Extract each line of the data and write it out again exactly.
===== Dataset
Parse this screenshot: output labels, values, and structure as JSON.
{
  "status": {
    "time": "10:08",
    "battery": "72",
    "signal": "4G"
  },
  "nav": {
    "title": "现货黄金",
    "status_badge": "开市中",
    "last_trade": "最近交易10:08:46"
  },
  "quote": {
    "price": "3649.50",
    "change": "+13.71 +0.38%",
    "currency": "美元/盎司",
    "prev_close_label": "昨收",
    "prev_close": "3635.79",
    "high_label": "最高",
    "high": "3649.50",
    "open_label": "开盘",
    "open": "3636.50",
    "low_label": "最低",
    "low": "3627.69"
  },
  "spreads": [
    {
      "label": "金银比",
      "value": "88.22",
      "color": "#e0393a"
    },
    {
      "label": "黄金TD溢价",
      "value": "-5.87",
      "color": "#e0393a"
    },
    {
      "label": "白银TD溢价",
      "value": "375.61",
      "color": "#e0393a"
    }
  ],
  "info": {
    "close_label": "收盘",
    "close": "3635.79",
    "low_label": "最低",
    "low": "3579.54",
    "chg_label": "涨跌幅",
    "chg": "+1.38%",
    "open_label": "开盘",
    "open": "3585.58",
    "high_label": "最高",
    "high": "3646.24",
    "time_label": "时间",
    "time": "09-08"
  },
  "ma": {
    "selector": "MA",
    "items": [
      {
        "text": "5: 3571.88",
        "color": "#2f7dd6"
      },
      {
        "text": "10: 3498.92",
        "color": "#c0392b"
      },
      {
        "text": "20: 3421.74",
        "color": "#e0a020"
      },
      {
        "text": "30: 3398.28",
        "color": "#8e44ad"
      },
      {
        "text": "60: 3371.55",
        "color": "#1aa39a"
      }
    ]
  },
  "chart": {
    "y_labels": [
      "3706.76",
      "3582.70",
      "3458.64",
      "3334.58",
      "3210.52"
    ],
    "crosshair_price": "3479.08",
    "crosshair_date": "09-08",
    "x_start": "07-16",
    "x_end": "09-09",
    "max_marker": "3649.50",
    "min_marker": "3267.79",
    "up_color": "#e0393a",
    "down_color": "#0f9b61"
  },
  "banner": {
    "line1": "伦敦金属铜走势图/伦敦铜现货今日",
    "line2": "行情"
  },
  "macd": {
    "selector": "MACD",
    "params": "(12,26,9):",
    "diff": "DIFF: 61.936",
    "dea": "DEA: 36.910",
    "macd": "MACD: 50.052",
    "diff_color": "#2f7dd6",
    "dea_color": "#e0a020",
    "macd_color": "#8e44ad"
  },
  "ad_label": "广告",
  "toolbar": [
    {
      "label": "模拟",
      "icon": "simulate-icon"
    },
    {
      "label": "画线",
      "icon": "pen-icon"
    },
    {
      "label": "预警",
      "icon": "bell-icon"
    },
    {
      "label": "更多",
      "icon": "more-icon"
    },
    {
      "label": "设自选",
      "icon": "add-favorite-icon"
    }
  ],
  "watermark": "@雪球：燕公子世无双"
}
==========
• _Task result_:
Parse this screenshot: output labels, values, and structure as JSON.
{
  "status": {
    "time": "10:08",
    "battery": "72",
    "signal": "4G"
  },
  "nav": {
    "title": "现货黄金",
    "status_badge": "开市中",
    "last_trade": "最近交易10:08:46"
  },
  "quote": {
    "price": "3649.50",
    "change": "+13.71 +0.38%",
    "currency": "美元/盎司",
    "prev_close_label": "昨收",
    "prev_close": "3635.79",
    "high_label": "最高",
    "high": "3649.50",
    "open_label": "开盘",
    "open": "3636.50",
    "low_label": "最低",
    "low": "3627.69"
  },
  "spreads": [
    {
      "label": "金银比",
      "value": "88.22",
      "color": "#e0393a"
    },
    {
      "label": "黄金TD溢价",
      "value": "-5.87",
      "color": "#e0393a"
    },
    {
      "label": "白银TD溢价",
      "value": "375.61",
      "color": "#e0393a"
    }
  ],
  "info": {
    "close_label": "收盘",
    "close": "3635.79",
    "low_label": "最低",
    "low": "3579.54",
    "chg_label": "涨跌幅",
    "chg": "+1.38%",
    "open_label": "开盘",
    "open": "3585.58",
    "high_label": "最高",
    "high": "3646.24",
    "time_label": "时间",
    "time": "09-08"
  },
  "ma": {
    "selector": "MA",
    "items": [
      {
        "text": "5: 3571.88",
        "color": "#2f7dd6"
      },
      {
        "text": "10: 3498.92",
        "color": "#c0392b"
      },
      {
        "text": "20: 3421.74",
        "color": "#e0a020"
      },
      {
        "text": "30: 3398.28",
        "color": "#8e44ad"
      },
      {
        "text": "60: 3371.55",
        "color": "#1aa39a"
      }
    ]
  },
  "chart": {
    "y_labels": [
      "3706.76",
      "3582.70",
      "3458.64",
      "3334.58",
      "3210.52"
    ],
    "crosshair_price": "3479.08",
    "crosshair_date": "09-08",
    "x_start": "07-16",
    "x_end": "09-09",
    "max_marker": "3649.50",
    "min_marker": "3267.79",
    "up_color": "#e0393a",
    "down_color": "#0f9b61"
  },
  "banner": {
    "line1": "伦敦金属铜走势图/伦敦铜现货今日",
    "line2": "行情"
  },
  "macd": {
    "selector": "MACD",
    "params": "(12,26,9):",
    "diff": "DIFF: 61.936",
    "dea": "DEA: 36.910",
    "macd": "MACD: 50.052",
    "diff_color": "#2f7dd6",
    "dea_color": "#e0a020",
    "macd_color": "#8e44ad"
  },
  "ad_label": "广告",
  "toolbar": [
    {
      "label": "模拟",
      "icon": "simulate-icon"
    },
    {
      "label": "画线",
      "icon": "pen-icon"
    },
    {
      "label": "预警",
      "icon": "bell-icon"
    },
    {
      "label": "更多",
      "icon": "more-icon"
    },
    {
      "label": "设自选",
      "icon": "add-favorite-icon"
    }
  ],
  "watermark": "@雪球：燕公子世无双"
}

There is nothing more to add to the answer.